In October 2017, the Justice Department announced the Civil Rights Division’s first initiative to combat sexual harassment, the Sexual Harassment in Housing Initiative. In 2017, the Justice Department recovered more than $1 million in damages for victims of harassment in housing. Many instances of sexual harassment in housing continue to go unreported. The Justice Department’s investigations frequently uncover sexual harassment that has been ongoing for years or decades and identify numerous victims who never reported the conduct to federal authorities.

Additional information about the Civil Rights Division, its enforcement of Title VII and other civil rights laws it enforces is available on its Web sites at http://www.justice.gov/crt/ and http://www.justice.gov/crt/emp.

Serial Bank Robber Gets 15 Year Sentence



Defendant with Long and Violent Criminal History Committed Bank Robberies while on Federal Supervision for Drug Trafficking

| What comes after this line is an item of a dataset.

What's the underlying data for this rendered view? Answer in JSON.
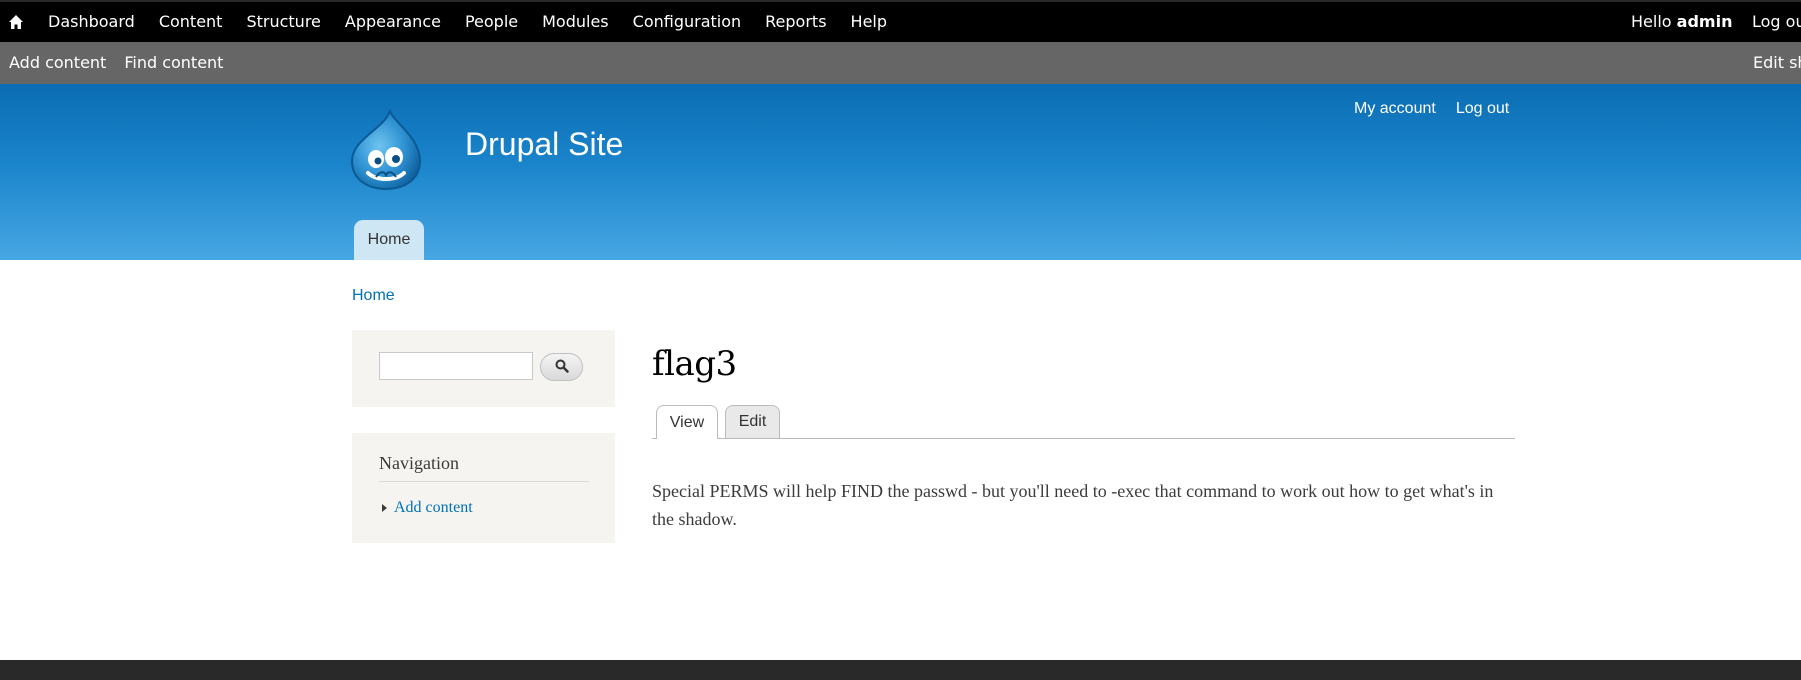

A 50-year-old serial bank robber was sentenced February 26, 2018 in U.S. District Court in Seattle to 15 years in prison and five years of supervised release for armed bank robbery and brandishing a firearm during a crime of violence, announced U.S. Attorney Annette L. Hayes. VINCENT L. FIELDS, 50, of Tacoma was arrested March 22, 2017 following a bank robbery in Renton.   FIELDS tried to avoid a car-to-car search following the robbery by fleeing from police at a high rate of speed.  FIELDS crashed his car into another driver and fled on foot but was ultimately taken into custody.  U.S. District Judge James L. Robart imposed the sentence.

According to records filed in the case, FIELDS began his bank robbery spree in February of 2017, robbing a Tacoma Wells Fargo branch on February 15 and a University Place Key Bank on February 21.  On March 7 he robbed a Wells Fargo branch in University Place and attempted to rob a different Wells Fargo branch on March 9, 2017.  On March 22, 2017, FIELDS brandished a distinctive submachine style gun at a teller and demanded cash.  The quick thinking teller included a GPS tracking device with the cash.  Law enforcement was able to trace FIELDS’ movements and caught up with him stopped at a Renton intersection.  That’s when FIELDS took off traveling in the wrong lane of travel, striking another car before being taken into custody.  The gun and the cash were recovered.

 FIELDS was still on federal supervision for a 2012 drug trafficking conviction.  FIELDS has a prior federal conviction for trafficking crack cocaine and state convictions from 1995 for second degree murder and possession of cocaine with intent to deliver.

The case was investigated by the FBI and the Renton Police Department.  The case was prosecuted by Assistant United States Attorney Vince Lombardi.